#### Work item
Go through the data and say how many lines include the string "settings"; return only the figure.

Items from an interface collection:
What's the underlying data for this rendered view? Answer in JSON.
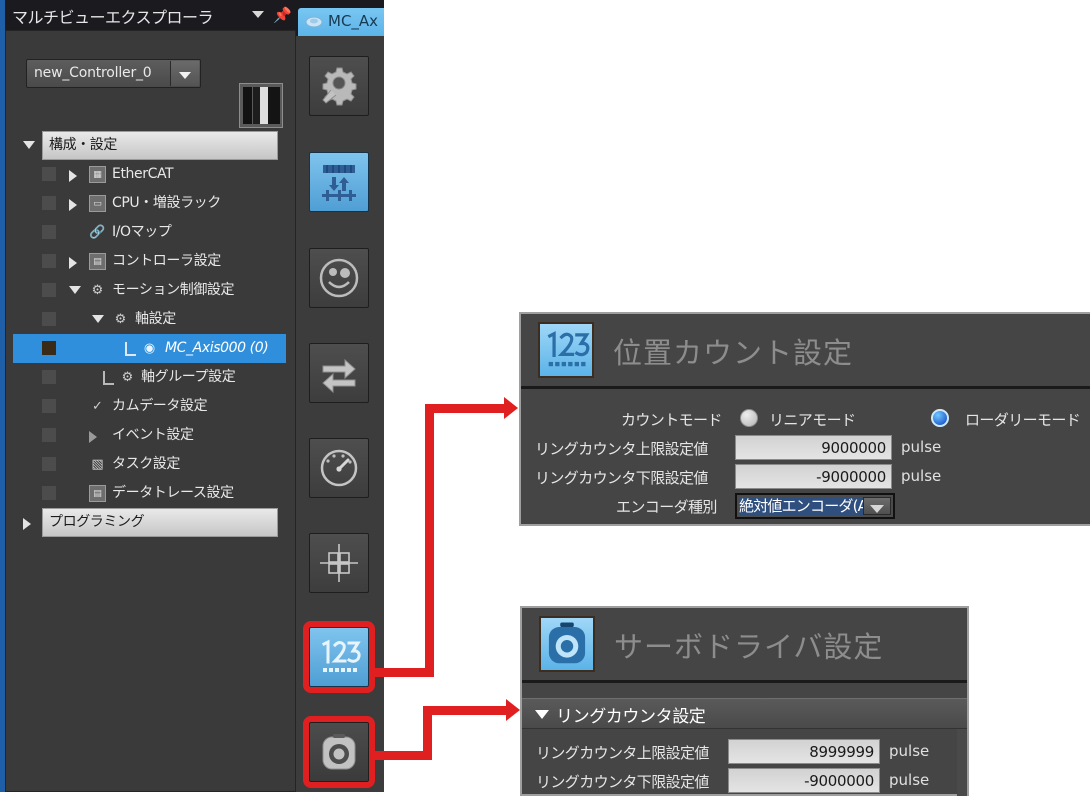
{
  "explorer": {
    "title": "マルチビューエクスプローラ",
    "caret_icon": "chevron-down-icon",
    "pin_icon": "pin-icon",
    "controller": {
      "value": "new_Controller_0",
      "dropdown_icon": "chevron-down-icon"
    },
    "tree": [
      {
        "label": "構成・設定",
        "kind": "header",
        "expander": "down",
        "icon": ""
      },
      {
        "label": "EtherCAT",
        "kind": "item",
        "expander": "right",
        "icon": "ethercat-icon",
        "indent": 1
      },
      {
        "label": "CPU・増設ラック",
        "kind": "item",
        "expander": "right",
        "icon": "rack-icon",
        "indent": 1
      },
      {
        "label": "I/Oマップ",
        "kind": "item",
        "expander": "none",
        "icon": "iomap-icon",
        "indent": 1
      },
      {
        "label": "コントローラ設定",
        "kind": "item",
        "expander": "right",
        "icon": "controller-icon",
        "indent": 1
      },
      {
        "label": "モーション制御設定",
        "kind": "item",
        "expander": "down",
        "icon": "motion-icon",
        "indent": 1
      },
      {
        "label": "軸設定",
        "kind": "item",
        "expander": "down",
        "icon": "axis-icon",
        "indent": 2
      },
      {
        "label": "MC_Axis000 (0)",
        "kind": "selected",
        "expander": "none",
        "icon": "axis-leaf-icon",
        "indent": 3
      },
      {
        "label": "軸グループ設定",
        "kind": "item",
        "expander": "none",
        "icon": "axis-group-icon",
        "indent": 2
      },
      {
        "label": "カムデータ設定",
        "kind": "item",
        "expander": "none",
        "icon": "cam-icon",
        "indent": 1
      },
      {
        "label": "イベント設定",
        "kind": "item",
        "expander": "none",
        "icon": "event-icon",
        "indent": 1
      },
      {
        "label": "タスク設定",
        "kind": "item",
        "expander": "none",
        "icon": "task-icon",
        "indent": 1
      },
      {
        "label": "データトレース設定",
        "kind": "item",
        "expander": "none",
        "icon": "trace-icon",
        "indent": 1
      },
      {
        "label": "プログラミング",
        "kind": "header2",
        "expander": "right",
        "icon": ""
      }
    ]
  },
  "toolstrip": {
    "tab_label": "MC_Ax",
    "tab_icon": "axis-tab-icon",
    "buttons": [
      {
        "name": "axis-basic-settings-button",
        "icon": "gear-wrench-icon",
        "state": "normal"
      },
      {
        "name": "unit-conversion-button",
        "icon": "unit-conversion-icon",
        "state": "active"
      },
      {
        "name": "operation-settings-button",
        "icon": "smiley-gear-icon",
        "state": "normal"
      },
      {
        "name": "io-mapping-button",
        "icon": "two-arrows-icon",
        "state": "normal"
      },
      {
        "name": "limit-settings-button",
        "icon": "gauge-icon",
        "state": "normal"
      },
      {
        "name": "homing-settings-button",
        "icon": "crosshair-grid-icon",
        "state": "normal"
      },
      {
        "name": "position-count-button",
        "icon": "123-counter-icon",
        "state": "highlighted"
      },
      {
        "name": "servo-driver-button",
        "icon": "servo-camera-icon",
        "state": "highlighted"
      }
    ]
  },
  "dialog_position_count": {
    "title": "位置カウント設定",
    "icon": "123-counter-icon",
    "count_mode": {
      "label": "カウントモード",
      "options": [
        {
          "label": "リニアモード",
          "selected": false
        },
        {
          "label": "ローダリーモード",
          "selected": true
        }
      ]
    },
    "fields": [
      {
        "label": "リングカウンタ上限設定値",
        "value": "9000000",
        "unit": "pulse"
      },
      {
        "label": "リングカウンタ下限設定値",
        "value": "-9000000",
        "unit": "pulse"
      }
    ],
    "encoder": {
      "label": "エンコーダ種別",
      "value": "絶対値エンコーダ(ABS)",
      "dropdown_icon": "chevron-down-icon"
    }
  },
  "dialog_servo_driver": {
    "title": "サーボドライバ設定",
    "icon": "servo-camera-icon",
    "section": {
      "label": "リングカウンタ設定",
      "caret_icon": "caret-down-icon"
    },
    "fields": [
      {
        "label": "リングカウンタ上限設定値",
        "value": "8999999",
        "unit": "pulse"
      },
      {
        "label": "リングカウンタ下限設定値",
        "value": "-9000000",
        "unit": "pulse"
      }
    ]
  },
  "annotations": {
    "connector_color": "#e02020",
    "connectors": [
      {
        "name": "connector-position-count",
        "from": "position-count-button",
        "to": "dialog_position_count"
      },
      {
        "name": "connector-servo-driver",
        "from": "servo-driver-button",
        "to": "dialog_servo_driver"
      }
    ]
  }
}
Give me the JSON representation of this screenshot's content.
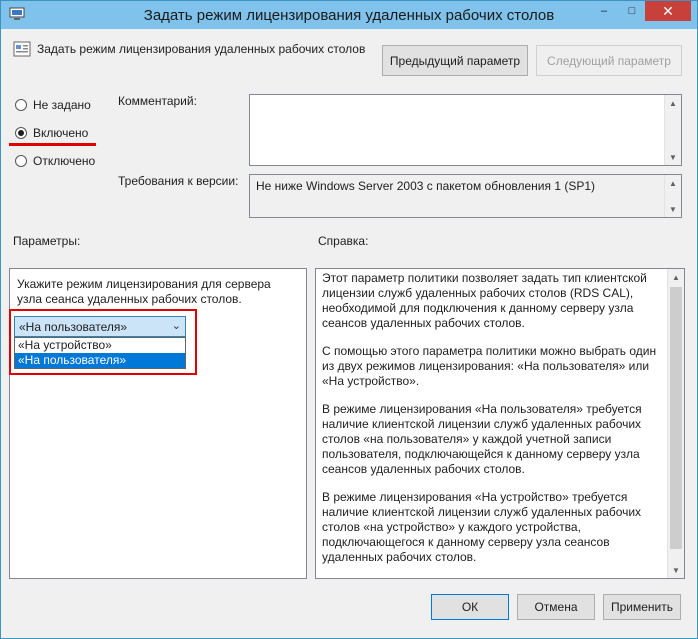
{
  "window": {
    "title": "Задать режим лицензирования удаленных рабочих столов",
    "controls": {
      "minimize": "–",
      "maximize": "□",
      "close": "✕"
    }
  },
  "header": {
    "policy_name": "Задать режим лицензирования удаленных рабочих столов",
    "prev_button": "Предыдущий параметр",
    "next_button": "Следующий параметр"
  },
  "state": {
    "options": [
      {
        "label": "Не задано",
        "checked": false
      },
      {
        "label": "Включено",
        "checked": true
      },
      {
        "label": "Отключено",
        "checked": false
      }
    ]
  },
  "comment": {
    "label": "Комментарий:",
    "value": ""
  },
  "requirements": {
    "label": "Требования к версии:",
    "value": "Не ниже Windows Server 2003 с пакетом обновления 1 (SP1)"
  },
  "params": {
    "label": "Параметры:",
    "description": "Укажите режим лицензирования для сервера узла сеанса удаленных рабочих столов.",
    "combo_value": "«На пользователя»",
    "options": [
      "«На устройство»",
      "«На пользователя»"
    ],
    "selected_index": 1
  },
  "help": {
    "label": "Справка:",
    "paragraphs": [
      "Этот параметр политики позволяет задать тип клиентской лицензии служб удаленных рабочих столов (RDS CAL), необходимой для подключения к данному серверу узла сеансов удаленных рабочих столов.",
      "С помощью этого параметра политики можно выбрать один из двух режимов лицензирования: «На пользователя» или «На устройство».",
      "В режиме лицензирования «На пользователя» требуется наличие клиентской лицензии служб удаленных рабочих столов «на пользователя» у каждой учетной записи пользователя, подключающейся к данному серверу узла сеансов удаленных рабочих столов.",
      "В режиме лицензирования «На устройство» требуется наличие клиентской лицензии служб удаленных рабочих столов «на устройство» у каждого устройства, подключающегося к данному серверу узла сеансов удаленных рабочих столов."
    ]
  },
  "footer": {
    "ok": "ОК",
    "cancel": "Отмена",
    "apply": "Применить"
  },
  "colors": {
    "titlebar": "#7fc3ec",
    "close": "#c7403a",
    "highlight": "#0078d7",
    "annotation": "#e00000"
  }
}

#### Answer area
4